The players with whom we most associate the Red Sox’ charismatic shortstop (and the Netherlands’s selfless third baseman) are his contemporaries, fellow next-generation dynamos such as Houston’s Carlos Correa and Cleveland’s Francisco Lindor. So it’s somewhat surprising to see a pair of old-schoolers show up atop his similarity list. Carroll isn’t just old school, actually. He’s ancient-school. He led the league in OPS as a 24-year-old while playing for Pittsburgh in ’89. That’s the Pittsburgh Alleghenys, in 1889. Fregosi is of somewhat more recent vintage, having received Most Valuable Player votes in eight consecutive seasons (1963-70) as the Angels’ shortstop. His greatest contribution to the franchise came with his departure when he was dealt to the Mets before the 1972 season for erratic fireballer Nolan Ryan.


Comps through age 26: Mike Cameron, Nick Esasky, Josh Reddick.

Forget the 37-year-old version of Cameron the Red Sox brought in a year or three too late back in 2010. This is a perfect comp for Bradley. Cameron won three Gold Gloves, hit 20-plus homers eight times, and struck out over 140 times in eight seasons. Have to say, I did not expect to see one-year Red Sox wonder Esasky show up on this list. Here’s hoping JBJ never gets vertigo.



Comps through age 29: Wil Cordero, Tim Wallach, Jim Tabor.

At 29, Wallach, a stellar third baseman for the ’80s Expos, hit .298/.343/.514 with 26 homers, 42 doubles, and 123 RBIs. I’d take that batting average and half of that production from Sandoval this season and call it a success. I’m just going to ignore that Cordero comp, thanks.


Comps through age 30: Bob Robertson, Dick Gernert, Willie Mays Aikens.
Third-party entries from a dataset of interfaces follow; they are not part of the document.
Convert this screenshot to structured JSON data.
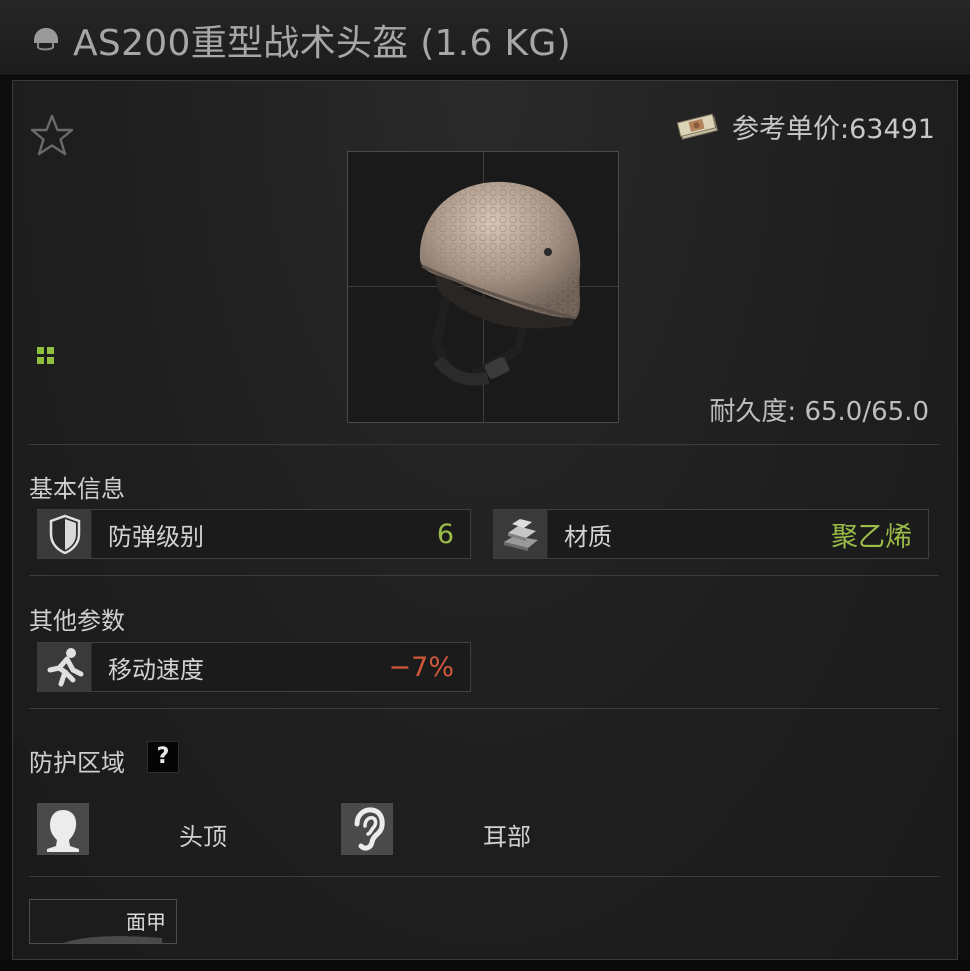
{
  "window": {
    "title": "AS200重型战术头盔 (1.6 KG)",
    "title_icon": "helmet-icon"
  },
  "item": {
    "favorite_icon": "star-outline-icon",
    "price_icon": "money-stack-icon",
    "price_text": "参考单价:63491",
    "image": "helmet-image",
    "durability_text": "耐久度: 65.0/65.0",
    "size_indicator_icon": "grid-squares-icon"
  },
  "sections": {
    "basic_info": {
      "title": "基本信息",
      "stats": [
        {
          "icon": "shield-icon",
          "label": "防弹级别",
          "value": "6",
          "value_color": "#9bbc48"
        },
        {
          "icon": "ingots-icon",
          "label": "材质",
          "value": "聚乙烯",
          "value_color": "#9bbc48"
        }
      ]
    },
    "other_params": {
      "title": "其他参数",
      "stats": [
        {
          "icon": "running-man-icon",
          "label": "移动速度",
          "value": "−7%",
          "value_color": "#d0583a"
        }
      ]
    },
    "protection_zones": {
      "title": "防护区域",
      "help_label": "?",
      "zones": [
        {
          "icon": "head-silhouette-icon",
          "label": "头顶"
        },
        {
          "icon": "ear-icon",
          "label": "耳部"
        }
      ]
    },
    "attachments": {
      "slot_label": "面甲"
    }
  }
}
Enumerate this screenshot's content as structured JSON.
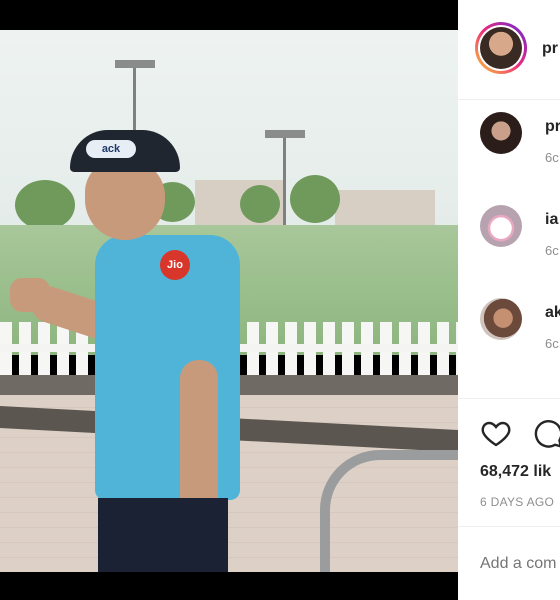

In 2015, Moreland hit 23 homers with an 812 OPS in 471 plate appearances. If he can come close to that after hitting .233 with a .720 OPS last year, the Red Sox will have a very useful player, especially if he continues to defend at a Gold Glove level. He’s never been the hitter Aikens was, though.

Sandy Leon hit .310 in 2016.Barry Chin/Globe Staff


Comps through age 27: Not enough data available.

His out-of-nowhere .310/.369/.476 slash line last year brought his career numbers up to .254/.319/.362. The latter seems like a realistic expectation for his production this year. If he hits .300 again this year, I’ll douse his left shin guard in balsamic vinaigrette and eat it for a Tuesday afternoon snack.



Comps through age 32: Mike Cameron, Ruppert Jones, Jose Cruz

Hey, another Cameron comp. So I guess this is who Jackie Bradley Jr. eventually becomes.


Comps through age 28: Marv Owen, Marlon Byrd, Jim Bucher.

If you prefer the symmetry of comparing him to another former Red Sox utility guy, Steve Lyons is seventh on his list.


Comps through age 27: Frank Parkinson, Brendan Harris, Billy Martin.

If he ever sucker-punches a marshmallow salesman, this comp will make more sense. Marco Hernandez, who is battling Rutledge for a backup spot, has just 51 MLB at-bats and doesn’t have a comp yet.


Comps through age 25: Not enough data available.

But any Molina brothers in the non-Yadier division work for me.

Follow Chad Finn on Twitter at @GlobeChadFinn.